Kowloon-Canton Terminus Station, Hong Kong (1916)
The Tsim-Sha-Tsui Terminal building was built in the British section of the Kowloon-Canton Railway on reclaimed land, overlooking the Victoria Harbour. It was the Asiatic terminus of the line from Calais across the Continent, Siberia, Manchuria to Hong Kong.
Hubback’s Official Post/Role: F.M.S Government Architect A.B Hubback F.R.I.B.A.
His professional services was provided by courtesy of the FMS Government. Design fees was $5000, exclusive of travelling and accommodation expenses to the Colony during his study visit.
Year Designed: indeterminate
Laying of foundations: 1913.
World War I caused fittings and fixtures from Britain to be delayed.
Completion of clock tower: 1915 (only with one side of a clock until 1921
Station's official opening: 28 March 1916
Architectural Style: Edwardian Classical Revival
Brief Architectural Description: Red Canton brick facing with columns and dressing in local grey granite on external walls.
Ground floor accommodation: Customs, Examination Hall, Concourse and Booking Offices, Lavatories, Refreshment Rooms and Station Offices.
1st floor accommodation: Railway Administration Offices

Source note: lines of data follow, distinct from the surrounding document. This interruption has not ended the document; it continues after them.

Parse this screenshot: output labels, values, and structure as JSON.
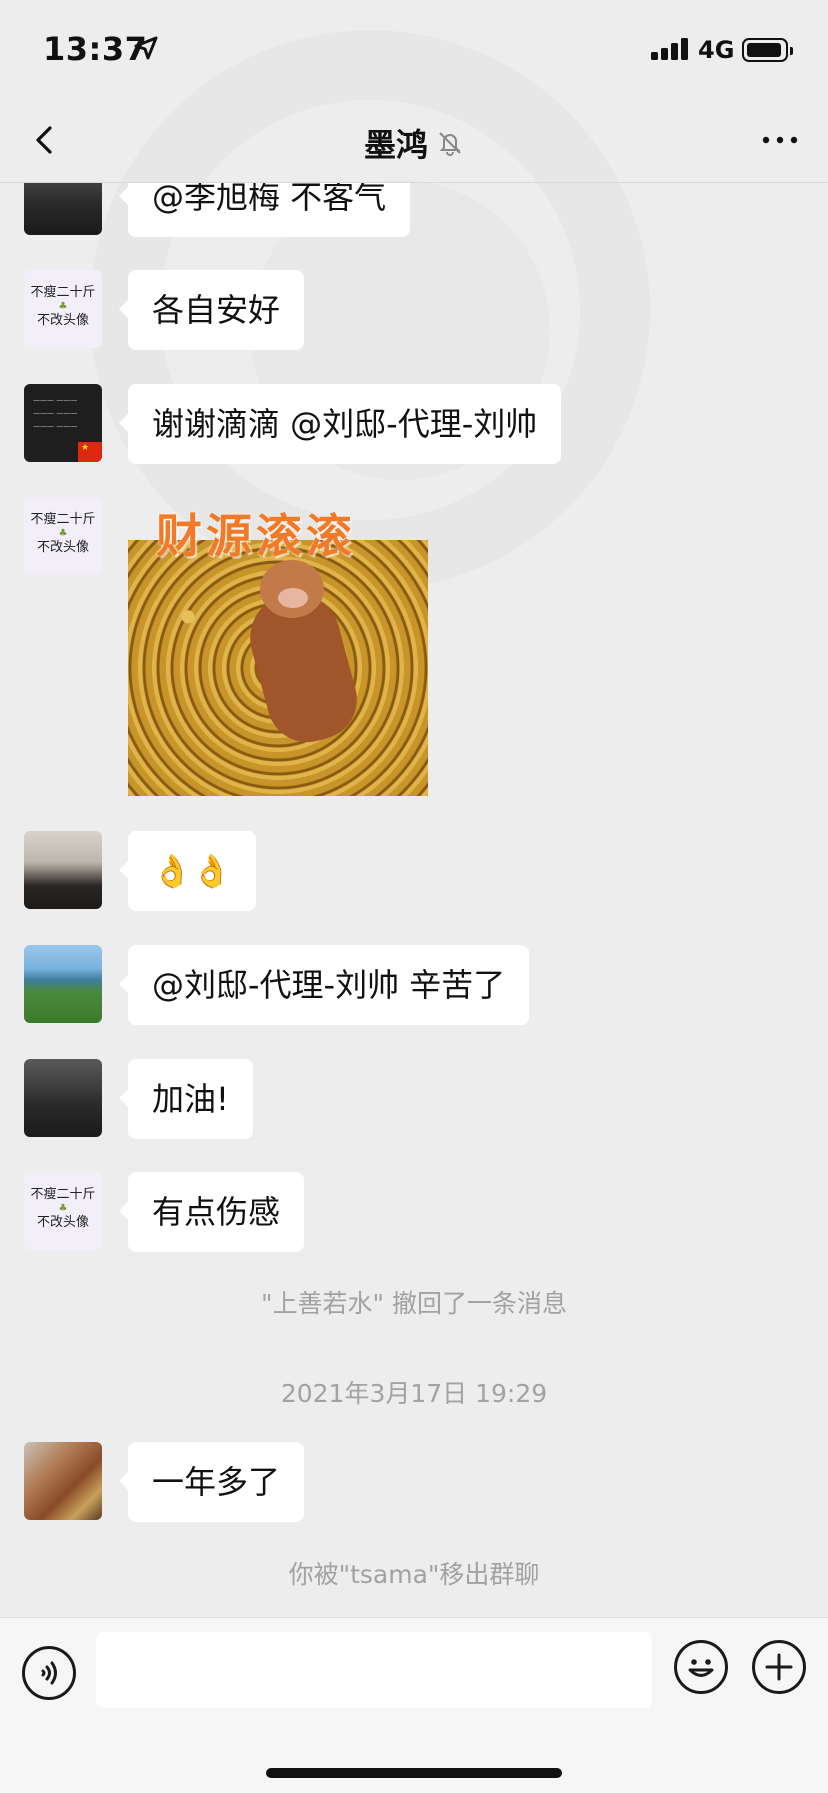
{
  "status_bar": {
    "time": "13:37",
    "network": "4G"
  },
  "nav": {
    "title": "墨鸿"
  },
  "messages": [
    {
      "text": "@李旭梅 不客气"
    },
    {
      "text": "各自安好",
      "avatar_text_line1": "不瘦二十斤",
      "avatar_text_line2": "不改头像"
    },
    {
      "text": "谢谢滴滴 @刘邸-代理-刘帅"
    },
    {
      "sticker_text": "财源滚滚",
      "avatar_text_line1": "不瘦二十斤",
      "avatar_text_line2": "不改头像"
    },
    {
      "text": "👌👌"
    },
    {
      "text": "@刘邸-代理-刘帅 辛苦了"
    },
    {
      "text": "加油!"
    },
    {
      "text": "有点伤感",
      "avatar_text_line1": "不瘦二十斤",
      "avatar_text_line2": "不改头像"
    },
    {
      "text": "一年多了"
    }
  ],
  "system": {
    "recall": "\"上善若水\" 撤回了一条消息",
    "timestamp": "2021年3月17日 19:29",
    "removed": "你被\"tsama\"移出群聊"
  },
  "icons": {
    "back": "chevron-left-icon",
    "mute": "bell-off-icon",
    "more": "more-icon",
    "voice": "voice-icon",
    "emoji": "emoji-icon",
    "plus": "plus-icon"
  }
}
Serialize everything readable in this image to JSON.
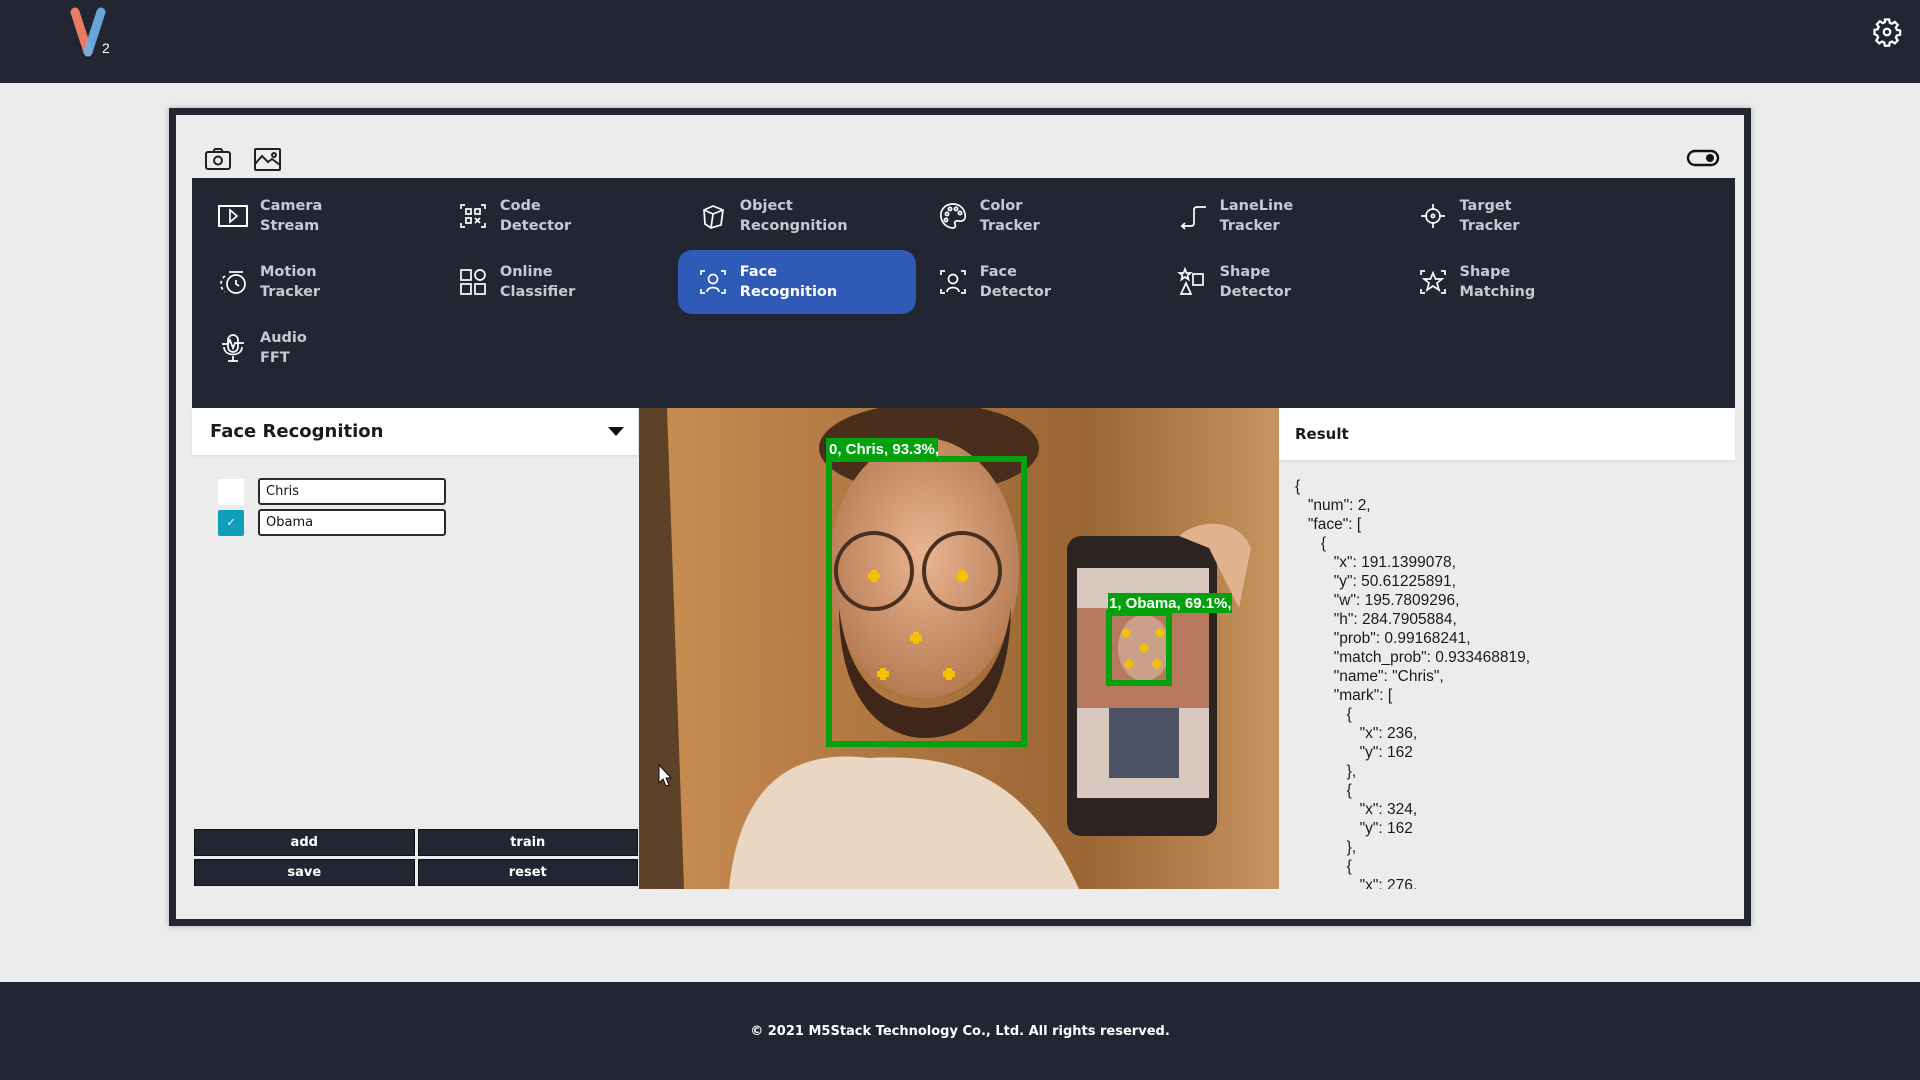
{
  "app": {
    "logo_text": "V",
    "logo_subscript": "2",
    "logo_colors": {
      "left": "#ec7b63",
      "right": "#6fb3e6"
    }
  },
  "colors": {
    "header_bg": "#222632",
    "active_tab": "#2f5bb6",
    "checkbox_checked": "#109fb8",
    "detection_box": "#03a10e",
    "landmark": "#f6c200"
  },
  "toolbar": {
    "camera_icon": "camera-icon",
    "image_icon": "image-icon",
    "toggle_icon": "toggle-icon",
    "toggle_state": "on"
  },
  "menu": {
    "items": [
      {
        "label": "Camera\nStream",
        "icon": "camera-stream-icon",
        "active": false
      },
      {
        "label": "Code\nDetector",
        "icon": "qr-code-icon",
        "active": false
      },
      {
        "label": "Object\nRecongnition",
        "icon": "cube-icon",
        "active": false
      },
      {
        "label": "Color\nTracker",
        "icon": "palette-icon",
        "active": false
      },
      {
        "label": "LaneLine\nTracker",
        "icon": "laneline-icon",
        "active": false
      },
      {
        "label": "Target\nTracker",
        "icon": "crosshair-icon",
        "active": false
      },
      {
        "label": "Motion\nTracker",
        "icon": "motion-icon",
        "active": false
      },
      {
        "label": "Online\nClassifier",
        "icon": "grid-icon",
        "active": false
      },
      {
        "label": "Face\nRecognition",
        "icon": "face-recognition-icon",
        "active": true
      },
      {
        "label": "Face\nDetector",
        "icon": "face-detector-icon",
        "active": false
      },
      {
        "label": "Shape\nDetector",
        "icon": "shapes-icon",
        "active": false
      },
      {
        "label": "Shape\nMatching",
        "icon": "star-frame-icon",
        "active": false
      },
      {
        "label": "Audio\nFFT",
        "icon": "microphone-icon",
        "active": false
      }
    ]
  },
  "face_panel": {
    "title": "Face Recognition",
    "faces": [
      {
        "name": "Chris",
        "checked": false,
        "check_mark": ""
      },
      {
        "name": "Obama",
        "checked": true,
        "check_mark": "✓"
      }
    ],
    "buttons": {
      "add": "add",
      "train": "train",
      "save": "save",
      "reset": "reset"
    }
  },
  "camera": {
    "detections": [
      {
        "label": "0, Chris, 93.3%,"
      },
      {
        "label": "1, Obama, 69.1%,"
      }
    ]
  },
  "result": {
    "title": "Result",
    "text": "{\n   \"num\": 2,\n   \"face\": [\n      {\n         \"x\": 191.1399078,\n         \"y\": 50.61225891,\n         \"w\": 195.7809296,\n         \"h\": 284.7905884,\n         \"prob\": 0.99168241,\n         \"match_prob\": 0.933468819,\n         \"name\": \"Chris\",\n         \"mark\": [\n            {\n               \"x\": 236,\n               \"y\": 162\n            },\n            {\n               \"x\": 324,\n               \"y\": 162\n            },\n            {\n               \"x\": 276,"
  },
  "footer": {
    "copyright": "© 2021 M5Stack Technology Co., Ltd. All rights reserved."
  }
}
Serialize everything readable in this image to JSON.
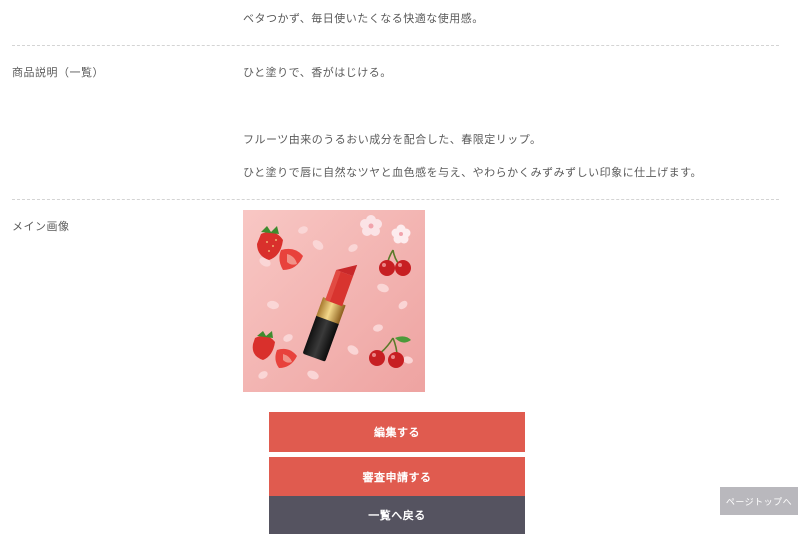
{
  "top_text": "ベタつかず、毎日使いたくなる快適な使用感。",
  "description": {
    "label": "商品説明（一覧）",
    "lines": [
      "ひと塗りで、香がはじける。",
      "フルーツ由来のうるおい成分を配合した、春限定リップ。",
      "ひと塗りで唇に自然なツヤと血色感を与え、やわらかくみずみずしい印象に仕上げます。"
    ]
  },
  "main_image": {
    "label": "メイン画像",
    "colors": {
      "background": "#f4b8b6",
      "lipstick": "#d8342f",
      "strawberry": "#d9302c",
      "cherry": "#c71f22"
    }
  },
  "buttons": {
    "edit": "編集する",
    "review": "審査申請する",
    "back": "一覧へ戻る"
  },
  "page_top": {
    "label": "ページトップへ"
  },
  "colors": {
    "accent": "#e05b4f",
    "secondary_button": "#555360",
    "page_top_bg": "#b9b8bd"
  }
}
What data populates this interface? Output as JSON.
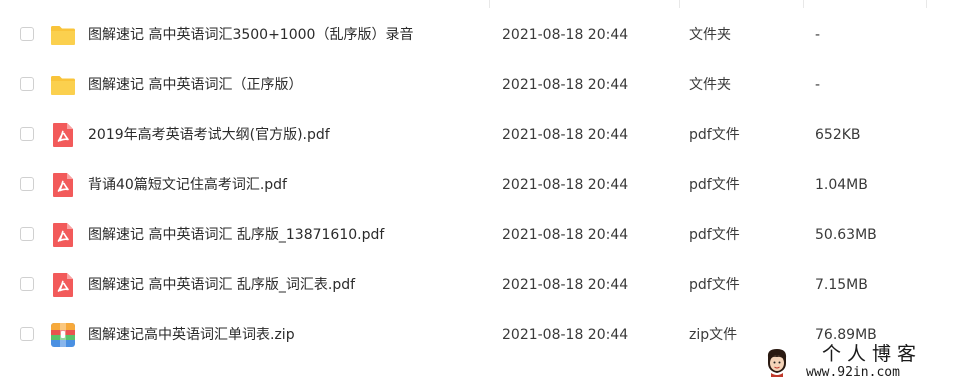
{
  "colors": {
    "folder": "#F9C43A",
    "pdf": "#F25A5A",
    "zip_blue": "#4A90E2",
    "zip_green": "#5BC26A",
    "zip_orange": "#F7A93B",
    "zip_red": "#E9534F"
  },
  "files": [
    {
      "icon": "folder-icon",
      "name": "图解速记 高中英语词汇3500+1000（乱序版）录音",
      "date": "2021-08-18 20:44",
      "type": "文件夹",
      "size": "-"
    },
    {
      "icon": "folder-icon",
      "name": "图解速记 高中英语词汇（正序版）",
      "date": "2021-08-18 20:44",
      "type": "文件夹",
      "size": "-"
    },
    {
      "icon": "pdf-icon",
      "name": "2019年高考英语考试大纲(官方版).pdf",
      "date": "2021-08-18 20:44",
      "type": "pdf文件",
      "size": "652KB"
    },
    {
      "icon": "pdf-icon",
      "name": "背诵40篇短文记住高考词汇.pdf",
      "date": "2021-08-18 20:44",
      "type": "pdf文件",
      "size": "1.04MB"
    },
    {
      "icon": "pdf-icon",
      "name": "图解速记  高中英语词汇  乱序版_13871610.pdf",
      "date": "2021-08-18 20:44",
      "type": "pdf文件",
      "size": "50.63MB"
    },
    {
      "icon": "pdf-icon",
      "name": "图解速记  高中英语词汇  乱序版_词汇表.pdf",
      "date": "2021-08-18 20:44",
      "type": "pdf文件",
      "size": "7.15MB"
    },
    {
      "icon": "zip-icon",
      "name": "图解速记高中英语词汇单词表.zip",
      "date": "2021-08-18 20:44",
      "type": "zip文件",
      "size": "76.89MB"
    }
  ],
  "watermark": {
    "title": "个人博客",
    "url": "www.92in.com"
  }
}
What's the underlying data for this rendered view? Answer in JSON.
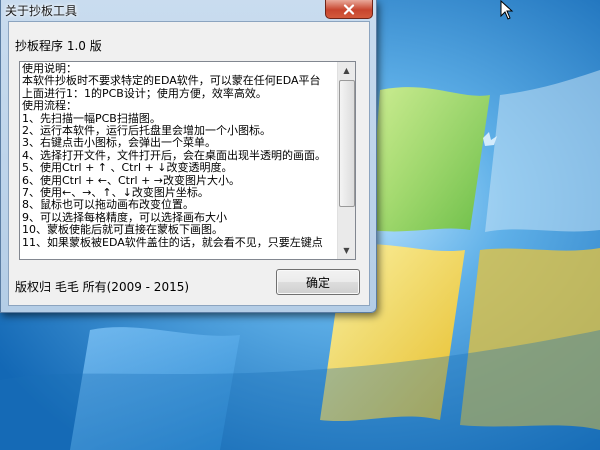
{
  "window": {
    "title": "关于抄板工具",
    "close_label": "✕"
  },
  "dialog": {
    "version_label": "抄板程序 1.0 版",
    "copyright": "版权归 毛毛 所有(2009 - 2015)",
    "ok_label": "确定"
  },
  "memo": {
    "lines": [
      "使用说明：",
      "本软件抄板时不要求特定的EDA软件，可以蒙在任何EDA平台",
      "上面进行1：1的PCB设计；使用方便，效率高效。",
      "使用流程：",
      "1、先扫描一幅PCB扫描图。",
      "2、运行本软件，运行后托盘里会增加一个小图标。",
      "3、右键点击小图标，会弹出一个菜单。",
      "4、选择打开文件，文件打开后，会在桌面出现半透明的画面。",
      "5、使用Ctrl + ↑ 、Ctrl + ↓改变透明度。",
      "6、使用Ctrl + ←、Ctrl + →改变图片大小。",
      "7、使用←、→、↑、↓改变图片坐标。",
      "8、鼠标也可以拖动画布改变位置。",
      "9、可以选择每格精度，可以选择画布大小",
      "10、蒙板使能后就可直接在蒙板下画图。",
      "11、如果蒙板被EDA软件盖住的话，就会看不见，只要左键点"
    ]
  },
  "scrollbar": {
    "up_arrow": "▲",
    "down_arrow": "▼"
  },
  "colors": {
    "desktop_blue": "#1f7fc8",
    "logo_green": "#9bd35a",
    "logo_yellow": "#f5d640"
  }
}
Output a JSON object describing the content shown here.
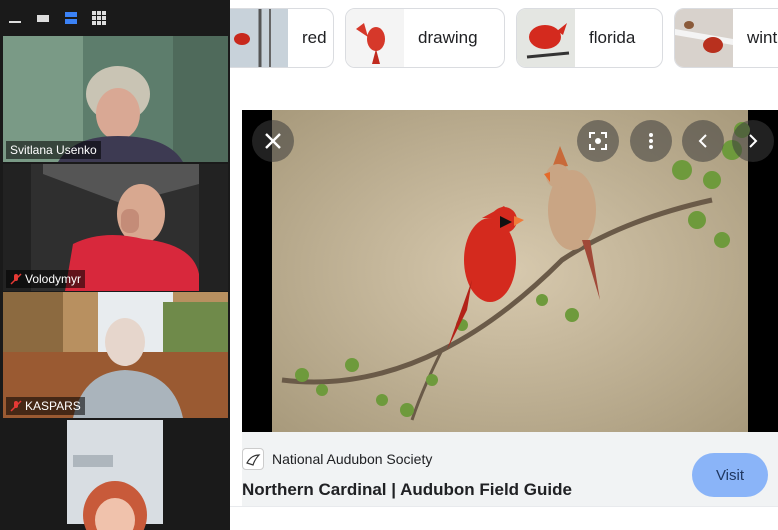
{
  "zoom": {
    "participants": [
      {
        "name": "Svitlana Usenko",
        "muted": false
      },
      {
        "name": "Volodymyr",
        "muted": true
      },
      {
        "name": "KASPARS",
        "muted": true
      },
      {
        "name": "",
        "muted": false
      }
    ],
    "toolbar_icons": [
      "minimize-icon",
      "hide-video-icon",
      "speaker-view-icon",
      "gallery-view-icon"
    ]
  },
  "image_search": {
    "chips": [
      {
        "label": "red"
      },
      {
        "label": "drawing"
      },
      {
        "label": "florida"
      },
      {
        "label": "wint"
      }
    ],
    "preview": {
      "source_name": "National Audubon Society",
      "title": "Northern Cardinal | Audubon Field Guide",
      "visit_label": "Visit"
    },
    "colors": {
      "accent": "#8ab4f8",
      "cardinal_red": "#d42a1e"
    }
  }
}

The building was demolished in 1977/78, with the exception of the Clock Tower which remains at its old site. At present, the Hong Kong Space Museum, Hong Kong Museum of Art and Hong Kong Cultural Centre sits on the station’s former ground.
Original Use: Train Station
Original Building Type: Terminal
Current State: Expunged except for its Clock Tower
Current Use: Clock Tower
Current Building Use: Clock Tower / Monument
Declared Monument of Hong Kong (1990)
Gazetted Name: Former Kowloon-Canton Railway Clock Tower, Tsim Sha Tsu
Building News, 31 November 1913
Kowloon-Canton Railway, British Section, Terminal Station, Kowloon
This terminus is in course of construction on Kowloon Point on the mainland, opposite the Island of Hong Kong, for the British Section of the Kowloon Canton Railway. The accommodation provided by this station comprises Customs, Examination Hall, concourse and booking offices, lavatories, refreshment rooms and the usual station offices on the ground floor. The whole of the railway administration offices are on the first floor. The fact that the whole of the site is reclamation ground has made the foundation very expensive, and expenditure had, therefore, to be curtailed on the building itself. The bricks used for facing are red Canton bricks, and columns and dressings are in a local grey granite. When the main lines in China are linked up this station will be the Asiatic terminus of the line from Calais across the Continent, Siberia, Manchuria to Hong Kong. The architect is Mr. Arthur B. Hubback, F.R.I.B.A, Government Architect to the Federated Malay States, who was specially engaged by the Government of Hong Kong.